There’s a new eating disorder sweeping the columns of tabloids, healthy living forums and yes, even the message boards of bodybuilding websites.
At one end of the spectrum, comfort eating and food binges can cause weight gain and all the emotional and psychological issues that go with it. At the other end of the scales, there’s anorexia, a horrible disease that sees sufferers starve themselves, sometimes to death.
But now it seems too much emphasis on ‘clean food’ can cause problems too…
Into fitness? Want to look good on the inside as well as the outside? Chances are you already watch what you eat. And don’t get us wrong – that’s a good thing. But find yourself taking way too much care over the composition of the food you put on your plate, and there’s a risk of setting yourself up for an eating disorder called ‘Orthorexia’, an obsession with ‘clean’ food.
But just what is ‘clean’ food and if it’s so good for you, why is it bad?
Clean food is food as nature intended it; clean food is the optimal diet for humans; clean food is a historical reality we need to get back to. Three different definitions of clean food, all of which are right, and all of which are wrong depending on your individual food beliefs. And what counts as ‘clean’ changes too. Back in the 1980s, fat was out, now sugar gets the bad press. In the 90s healthy grains were the go, now the paleo buffs won’t touch anything cavemen couldn’t have eaten.
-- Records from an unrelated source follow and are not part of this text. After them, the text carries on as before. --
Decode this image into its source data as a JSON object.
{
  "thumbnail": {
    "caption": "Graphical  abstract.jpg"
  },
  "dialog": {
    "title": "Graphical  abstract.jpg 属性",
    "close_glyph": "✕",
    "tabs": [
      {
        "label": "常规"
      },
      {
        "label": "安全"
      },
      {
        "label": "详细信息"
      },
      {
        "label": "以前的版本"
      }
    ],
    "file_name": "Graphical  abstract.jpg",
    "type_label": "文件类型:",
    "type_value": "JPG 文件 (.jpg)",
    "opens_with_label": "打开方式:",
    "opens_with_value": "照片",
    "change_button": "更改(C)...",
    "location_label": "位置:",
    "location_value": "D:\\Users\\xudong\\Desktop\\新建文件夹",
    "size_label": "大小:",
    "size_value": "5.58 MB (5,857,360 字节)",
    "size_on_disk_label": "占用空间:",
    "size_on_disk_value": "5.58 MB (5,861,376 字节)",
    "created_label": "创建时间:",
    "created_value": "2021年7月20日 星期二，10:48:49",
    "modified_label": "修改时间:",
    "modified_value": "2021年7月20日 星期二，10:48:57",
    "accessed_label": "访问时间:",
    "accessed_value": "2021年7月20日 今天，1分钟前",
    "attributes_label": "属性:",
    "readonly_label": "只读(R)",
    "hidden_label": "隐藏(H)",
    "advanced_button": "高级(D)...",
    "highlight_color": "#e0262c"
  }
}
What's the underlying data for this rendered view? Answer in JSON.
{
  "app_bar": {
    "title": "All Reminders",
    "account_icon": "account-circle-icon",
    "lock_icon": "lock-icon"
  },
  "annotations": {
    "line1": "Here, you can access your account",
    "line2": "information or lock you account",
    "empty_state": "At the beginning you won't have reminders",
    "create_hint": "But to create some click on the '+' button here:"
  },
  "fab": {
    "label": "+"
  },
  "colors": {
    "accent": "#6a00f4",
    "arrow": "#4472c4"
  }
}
Food trends come and go and so does the science behind them. Remember what they used to say about dietary cholesterol? According to the scientists, it was bad – very bad. Now the research says that in combination with a healthy lifestyle, munching on egg yolks, butter and cream does little to increase your chances of heart disease. Processed foods are supposed to be bad, but depending on your training regime, whey protein, creatine and cod liver oil are appropriate supplements. ‘Clean food’ is anything but simple, and obsessing over the detail can create the conditions for an obsession that can wreck lives.
Do you have a problem?
Just to be clear, there’s nothing wrong with healthy eating. Vegetarianism is not a problem, neither is veganism. What we’re talking about here is an unhealthy obsession with the quality of the food you eat.
But when does a healthy interest in eating well become an unhealthy obsession with food? According to the American National Eating Disorders Association, the more of the following questions to which you answer yes, the more likely it is you suffer from an eating disorder.
• Do you wish that occasionally you could just eat and not worry about food quality?
• Do you ever wish you could spend less time on food and more time living and loving?
• Does it seem beyond your ability to eat a meal prepared with love by someone else – one single meal – and not try to control what is served?
• Are you constantly looking for ways foods are unhealthy for you?
• Do love, joy, play and creativity take a back seat to following the perfect diet?
• Do you feel guilt or self-loathing when you stray from your diet?
• Do you feel in control when you stick to the “correct” diet?
• Have you put yourself on a nutritional pedestal and wonder how others can possibly eat the foods they eat?
Avoid the pitfalls
To avoid clean food anxiety, the 10 – 20 guideline is a key weapon in your armoury. Think healthy for 80 – 90% of your diet, but always leave room enough for 10 – 20% of your calories to come from whatever you like. It’s an exercise in moderation – it builds flexibility into your diet, and that will help stop you obsessing.
So don’t be too rigid in your menu choices. Make sure every once in a while you get to enjoy an ice cream or a good old fashioned hamburger – without guilt. If a friend invites you over to dinner, eat what she puts on your plate. It doesn’t matter if it’s not your usual fayre – as long as most of the time, you eat quality fresh produce from across the food groups. Always remember the old adage: a little of what you fancy does you good!